There are many different blockchains—public and private—and they allow anyone to send value anywhere in the world where the blockchain file can be accessed.
Blockchain technology has solid and effective security and has been described as “hackproof.” Unfortunately, nothing really is fully hackproof, but blockchain technology is more secure than our current technology and should reduce the risk of breaches.
How blockchain will impact the legal profession
Even though widescale adoption hasn’t happened yet, there are proof-of-concept projects taking place in nearly every industry. Law firms need to know about this technology so they can be poised to guide and serve clients within the new blockchain reality in addition to altering their law firms to address the new blockchain reality.
Source: Practical Examples Of How Blockchains Will Be Used In Legal Firms – Forbes Tech #BigData
The current bull market is outrageous. Long-dead altcoins are being pumped to 10,000% gains, ICOs are raising hundreds of millions of dollars, and the talk over on /r/ethtrader is dominated by folks with lambos. In the midst of it all, Bitcoin has gradually increased its price, from just over $1000 at the beginning of the year to $4250 at press time.
Many are calling this market a bubble, saying that everything that goes up must come down eventually. They are likely correct this time. But there is reason to believe that digital currency is beginning to reach mainstream acceptance.
Regulators haven’t figured it out
Regulatory uncertainty is arguably the biggest obstacle to the mass adoption of digital currencies. While tales of “Bitcoin bans” have gradually faded over the years, and governments are looking more favorably upon digital currency, it still has a long way to go. The biggest regulatory obstacles are tax policy, anti-money laundering (AML) laws, and securities regulators.
Recently the U.S. Securities and Exchange Commission (SEC) issued a report condemning many ICOs as violating securities laws. This has resulted in Bitfinex ceasing all trade of ERC20 (ICO) tokens and suspending service to U.S. users.
Despite this, most regulators do seem to hold generally favorable views, or are at least willing to adopt a wait-and-see approach. Japan and South Korea both officially legalized digital currency in recent months, which has proven to be quite a boon to the markets.

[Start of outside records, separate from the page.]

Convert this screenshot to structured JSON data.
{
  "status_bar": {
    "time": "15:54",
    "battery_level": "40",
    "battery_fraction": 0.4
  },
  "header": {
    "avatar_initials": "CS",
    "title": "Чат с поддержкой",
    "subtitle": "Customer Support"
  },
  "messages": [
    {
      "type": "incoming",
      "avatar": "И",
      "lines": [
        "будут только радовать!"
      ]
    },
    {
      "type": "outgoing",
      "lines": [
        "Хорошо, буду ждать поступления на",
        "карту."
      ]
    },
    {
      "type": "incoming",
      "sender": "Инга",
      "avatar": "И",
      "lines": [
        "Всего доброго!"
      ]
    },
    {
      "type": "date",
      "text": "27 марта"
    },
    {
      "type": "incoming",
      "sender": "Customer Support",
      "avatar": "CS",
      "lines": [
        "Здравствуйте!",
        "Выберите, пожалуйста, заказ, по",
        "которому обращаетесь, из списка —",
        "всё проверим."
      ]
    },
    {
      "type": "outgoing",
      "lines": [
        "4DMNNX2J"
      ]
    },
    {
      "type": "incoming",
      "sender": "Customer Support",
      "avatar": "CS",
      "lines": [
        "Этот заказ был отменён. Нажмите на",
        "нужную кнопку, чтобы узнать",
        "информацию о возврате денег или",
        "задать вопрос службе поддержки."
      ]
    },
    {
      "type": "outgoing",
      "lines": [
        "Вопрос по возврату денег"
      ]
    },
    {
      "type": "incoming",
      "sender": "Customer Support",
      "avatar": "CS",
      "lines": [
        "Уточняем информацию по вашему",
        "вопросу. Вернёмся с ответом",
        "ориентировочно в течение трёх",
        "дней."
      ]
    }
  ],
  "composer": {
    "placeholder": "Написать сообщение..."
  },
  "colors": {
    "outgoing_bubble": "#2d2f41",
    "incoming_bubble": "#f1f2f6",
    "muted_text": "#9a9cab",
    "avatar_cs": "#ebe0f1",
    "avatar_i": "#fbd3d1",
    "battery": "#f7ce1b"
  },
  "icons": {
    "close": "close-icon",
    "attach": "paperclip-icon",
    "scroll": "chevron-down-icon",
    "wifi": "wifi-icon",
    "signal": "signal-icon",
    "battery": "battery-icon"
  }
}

A large percentage of exchange volume has been coming from both those countries recently, fueling the current bull run.
More at: Mainstream Acceptance of Bitcoin is Almost Certain, But We’re Not There Yet – The Cointelegraph

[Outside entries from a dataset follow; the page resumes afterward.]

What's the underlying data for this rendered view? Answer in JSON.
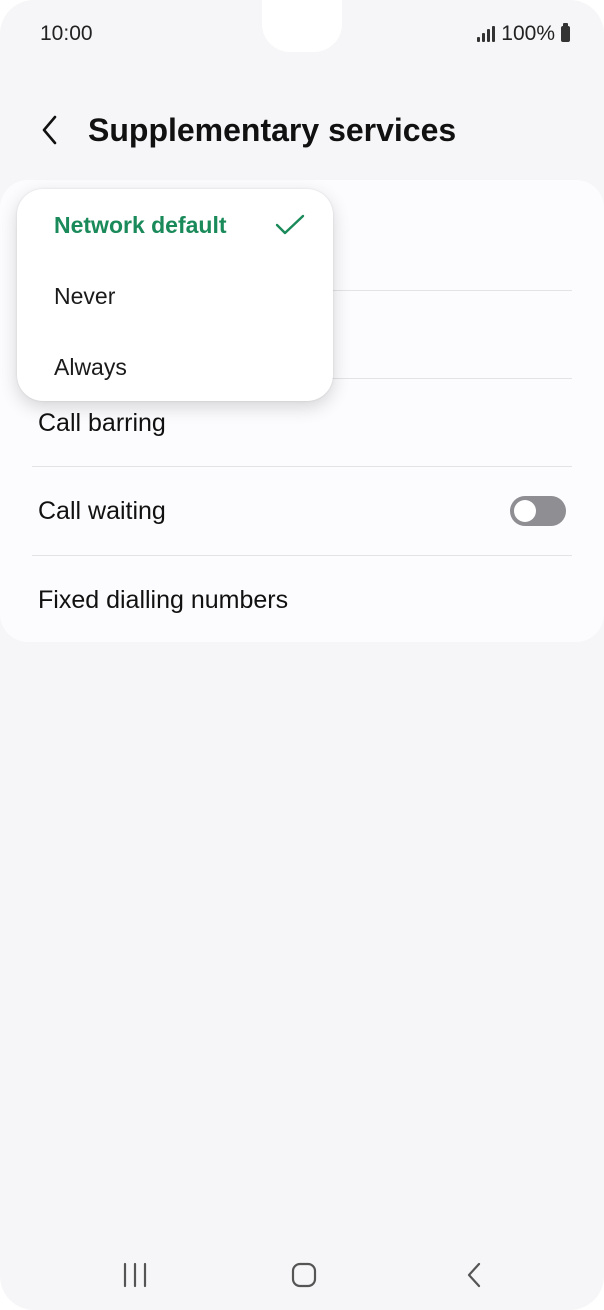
{
  "status_bar": {
    "time": "10:00",
    "battery": "100%"
  },
  "header": {
    "title": "Supplementary services",
    "back_icon": "chevron-left-icon"
  },
  "settings": {
    "rows": [
      {
        "label": "Call barring"
      },
      {
        "label": "Call waiting",
        "toggle": false
      },
      {
        "label": "Fixed dialling numbers"
      }
    ]
  },
  "popup": {
    "options": [
      {
        "label": "Network default",
        "selected": true
      },
      {
        "label": "Never",
        "selected": false
      },
      {
        "label": "Always",
        "selected": false
      }
    ],
    "check_icon": "checkmark-icon"
  },
  "nav_bar": {
    "recents_icon": "recents-icon",
    "home_icon": "home-icon",
    "back_icon": "back-icon"
  },
  "colors": {
    "accent_green": "#1a8a5a",
    "background": "#f6f6f8",
    "card": "#fcfcfe",
    "toggle_off": "#8e8e93"
  }
}
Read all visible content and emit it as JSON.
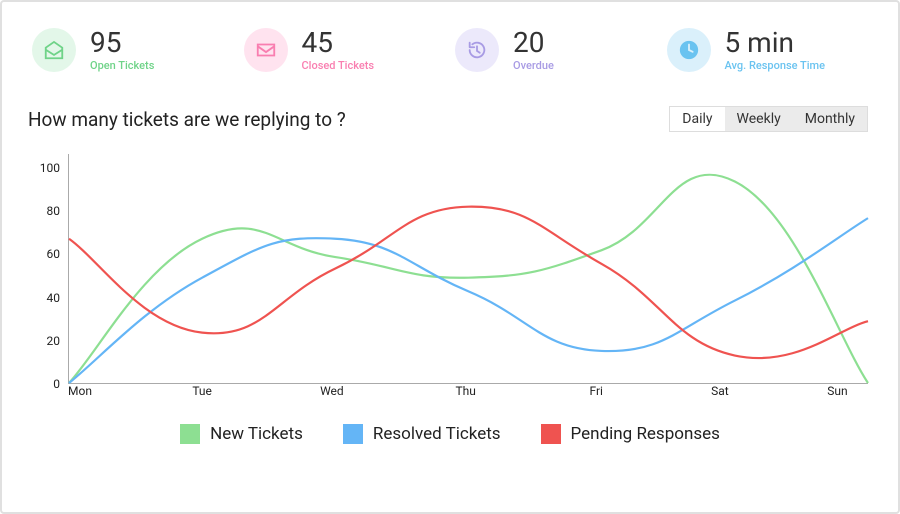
{
  "stats": {
    "open": {
      "value": "95",
      "label": "Open Tickets",
      "color": "#6fd388"
    },
    "closed": {
      "value": "45",
      "label": "Closed Tickets",
      "color": "#f97eb0"
    },
    "overdue": {
      "value": "20",
      "label": "Overdue",
      "color": "#a89be4"
    },
    "avg": {
      "value": "5 min",
      "label": "Avg. Response Time",
      "color": "#6ac3f0"
    }
  },
  "chart_title": "How many tickets are we replying to ?",
  "toggle": {
    "daily": "Daily",
    "weekly": "Weekly",
    "monthly": "Monthly",
    "active": "daily"
  },
  "legend": {
    "new": {
      "label": "New Tickets",
      "color": "#8ddf92"
    },
    "resolved": {
      "label": "Resolved Tickets",
      "color": "#64b5f6"
    },
    "pending": {
      "label": "Pending Responses",
      "color": "#ef5350"
    }
  },
  "chart_data": {
    "type": "line",
    "title": "How many tickets are we replying to ?",
    "xlabel": "",
    "ylabel": "",
    "ylim": [
      0,
      100
    ],
    "y_ticks": [
      0,
      20,
      40,
      60,
      80,
      100
    ],
    "categories": [
      "Mon",
      "Tue",
      "Wed",
      "Thu",
      "Fri",
      "Sat",
      "Sun"
    ],
    "series": [
      {
        "name": "New Tickets",
        "color": "#8ddf92",
        "values": [
          0,
          63,
          55,
          46,
          58,
          88,
          0
        ]
      },
      {
        "name": "Resolved Tickets",
        "color": "#64b5f6",
        "values": [
          0,
          46,
          63,
          40,
          14,
          36,
          72
        ]
      },
      {
        "name": "Pending Responses",
        "color": "#ef5350",
        "values": [
          63,
          22,
          50,
          77,
          52,
          12,
          27
        ]
      }
    ]
  }
}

OPINION | A new race — a crypto-race — is on.
A few months ago, Russia created what could turn out to be its second “Sputnik,” although most of the world took little notice.
A Russian scientific institution successfully tested a blockchain technology platform that can theoretically withstand a hack from a quantum computer. Quantum computing machines use subatomic particles to process data a million times quicker than regular computers, but they do not exist today outside experimental laboratories. Most experts agree that it will be a few decades before quantum computers are commercially deployed. But when they are, the encryption we all rely on to to protect Internet servers, passwords, and email and messaging traffic may become obsolete.
So, creating a digital platform that is quantum hack-proof is a huge cryptographic leap forward. It is a sign of Russia’s intent to position itself strategically as a global leader in blockchain technology. But it also is of great national security significance to the United States, on two fronts. One, it shows Russia’s potential espionage advantage by advancing in cryptographic methods to secure data in ways that the U.S.government is neglecting. And, two, it signals that Russia may be able to withstand America’s economic sanctions tools in the future.
More at: Blockchain technology may give Russia its next Sputnik moment – TheHill